[WHAT THE TASK ASKS] Print all of the data exactly, but drop the pictures.

════════════════

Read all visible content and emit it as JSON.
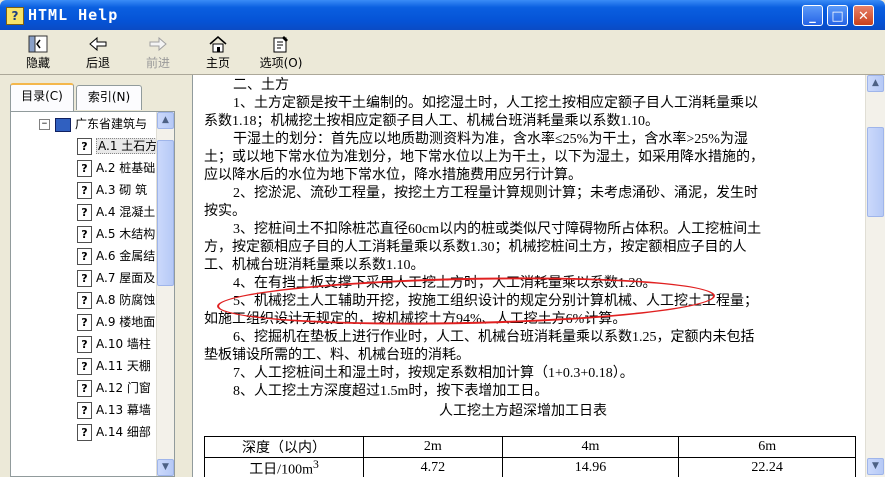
{
  "window": {
    "title": "HTML Help",
    "icon": "help-book-icon"
  },
  "toolbar": {
    "hide": "隐藏",
    "back": "后退",
    "forward": "前进",
    "home": "主页",
    "options": "选项(O)"
  },
  "tabs": {
    "contents": "目录(C)",
    "index": "索引(N)"
  },
  "tree": {
    "root": "广东省建筑与",
    "items": [
      {
        "code": "A.1",
        "label": "土石方"
      },
      {
        "code": "A.2",
        "label": "桩基础"
      },
      {
        "code": "A.3",
        "label": "砌 筑"
      },
      {
        "code": "A.4",
        "label": "混凝土"
      },
      {
        "code": "A.5",
        "label": "木结构"
      },
      {
        "code": "A.6",
        "label": "金属结"
      },
      {
        "code": "A.7",
        "label": "屋面及"
      },
      {
        "code": "A.8",
        "label": "防腐蚀"
      },
      {
        "code": "A.9",
        "label": "楼地面"
      },
      {
        "code": "A.10",
        "label": "墙柱"
      },
      {
        "code": "A.11",
        "label": "天棚"
      },
      {
        "code": "A.12",
        "label": "门窗"
      },
      {
        "code": "A.13",
        "label": "幕墙"
      },
      {
        "code": "A.14",
        "label": "细部"
      }
    ]
  },
  "doc": {
    "lines": [
      "二、土方",
      "1、土方定额是按干土编制的。如挖湿土时，人工挖土按相应定额子目人工消耗量乘以",
      "系数1.18；机械挖土按相应定额子目人工、机械台班消耗量乘以系数1.10。",
      "干湿土的划分：首先应以地质勘测资料为准，含水率≤25%为干土，含水率>25%为湿",
      "土；或以地下常水位为准划分，地下常水位以上为干土，以下为湿土，如采用降水措施的，",
      "应以降水后的水位为地下常水位，降水措施费用应另行计算。",
      "2、挖淤泥、流砂工程量，按挖土方工程量计算规则计算；未考虑涌砂、涌泥，发生时",
      "按实。",
      "3、挖桩间土不扣除桩芯直径60cm以内的桩或类似尺寸障碍物所占体积。人工挖桩间土",
      "方，按定额相应子目的人工消耗量乘以系数1.30；机械挖桩间土方，按定额相应子目的人",
      "工、机械台班消耗量乘以系数1.10。",
      "4、在有挡土板支撑下采用人工挖土方时，人工消耗量乘以系数1.20。",
      "5、机械挖土人工辅助开挖，按施工组织设计的规定分别计算机械、人工挖土工程量；",
      "如施工组织设计无规定的，按机械挖土方94%、人工挖土方6%计算。",
      "6、挖掘机在垫板上进行作业时，人工、机械台班消耗量乘以系数1.25，定额内未包括",
      "垫板铺设所需的工、料、机械台班的消耗。",
      "7、人工挖桩间土和湿土时，按规定系数相加计算（1+0.3+0.18）。",
      "8、人工挖土方深度超过1.5m时，按下表增加工日。"
    ],
    "table_caption": "人工挖土方超深增加工日表",
    "table": {
      "headers": [
        "深度（以内）",
        "2m",
        "4m",
        "6m"
      ],
      "row_label": "工日/100m",
      "row_label_sup": "3",
      "values": [
        "4.72",
        "14.96",
        "22.24"
      ]
    }
  }
}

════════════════

[TASK RESULT]
Read all visible content and emit it as JSON.
{
  "window": {
    "title": "HTML Help",
    "icon": "help-book-icon"
  },
  "toolbar": {
    "hide": "隐藏",
    "back": "后退",
    "forward": "前进",
    "home": "主页",
    "options": "选项(O)"
  },
  "tabs": {
    "contents": "目录(C)",
    "index": "索引(N)"
  },
  "tree": {
    "root": "广东省建筑与",
    "items": [
      {
        "code": "A.1",
        "label": "土石方"
      },
      {
        "code": "A.2",
        "label": "桩基础"
      },
      {
        "code": "A.3",
        "label": "砌 筑"
      },
      {
        "code": "A.4",
        "label": "混凝土"
      },
      {
        "code": "A.5",
        "label": "木结构"
      },
      {
        "code": "A.6",
        "label": "金属结"
      },
      {
        "code": "A.7",
        "label": "屋面及"
      },
      {
        "code": "A.8",
        "label": "防腐蚀"
      },
      {
        "code": "A.9",
        "label": "楼地面"
      },
      {
        "code": "A.10",
        "label": "墙柱"
      },
      {
        "code": "A.11",
        "label": "天棚"
      },
      {
        "code": "A.12",
        "label": "门窗"
      },
      {
        "code": "A.13",
        "label": "幕墙"
      },
      {
        "code": "A.14",
        "label": "细部"
      }
    ]
  },
  "doc": {
    "lines": [
      "二、土方",
      "1、土方定额是按干土编制的。如挖湿土时，人工挖土按相应定额子目人工消耗量乘以",
      "系数1.18；机械挖土按相应定额子目人工、机械台班消耗量乘以系数1.10。",
      "干湿土的划分：首先应以地质勘测资料为准，含水率≤25%为干土，含水率>25%为湿",
      "土；或以地下常水位为准划分，地下常水位以上为干土，以下为湿土，如采用降水措施的，",
      "应以降水后的水位为地下常水位，降水措施费用应另行计算。",
      "2、挖淤泥、流砂工程量，按挖土方工程量计算规则计算；未考虑涌砂、涌泥，发生时",
      "按实。",
      "3、挖桩间土不扣除桩芯直径60cm以内的桩或类似尺寸障碍物所占体积。人工挖桩间土",
      "方，按定额相应子目的人工消耗量乘以系数1.30；机械挖桩间土方，按定额相应子目的人",
      "工、机械台班消耗量乘以系数1.10。",
      "4、在有挡土板支撑下采用人工挖土方时，人工消耗量乘以系数1.20。",
      "5、机械挖土人工辅助开挖，按施工组织设计的规定分别计算机械、人工挖土工程量；",
      "如施工组织设计无规定的，按机械挖土方94%、人工挖土方6%计算。",
      "6、挖掘机在垫板上进行作业时，人工、机械台班消耗量乘以系数1.25，定额内未包括",
      "垫板铺设所需的工、料、机械台班的消耗。",
      "7、人工挖桩间土和湿土时，按规定系数相加计算（1+0.3+0.18）。",
      "8、人工挖土方深度超过1.5m时，按下表增加工日。"
    ],
    "table_caption": "人工挖土方超深增加工日表",
    "table": {
      "headers": [
        "深度（以内）",
        "2m",
        "4m",
        "6m"
      ],
      "row_label": "工日/100m",
      "row_label_sup": "3",
      "values": [
        "4.72",
        "14.96",
        "22.24"
      ]
    }
  }
}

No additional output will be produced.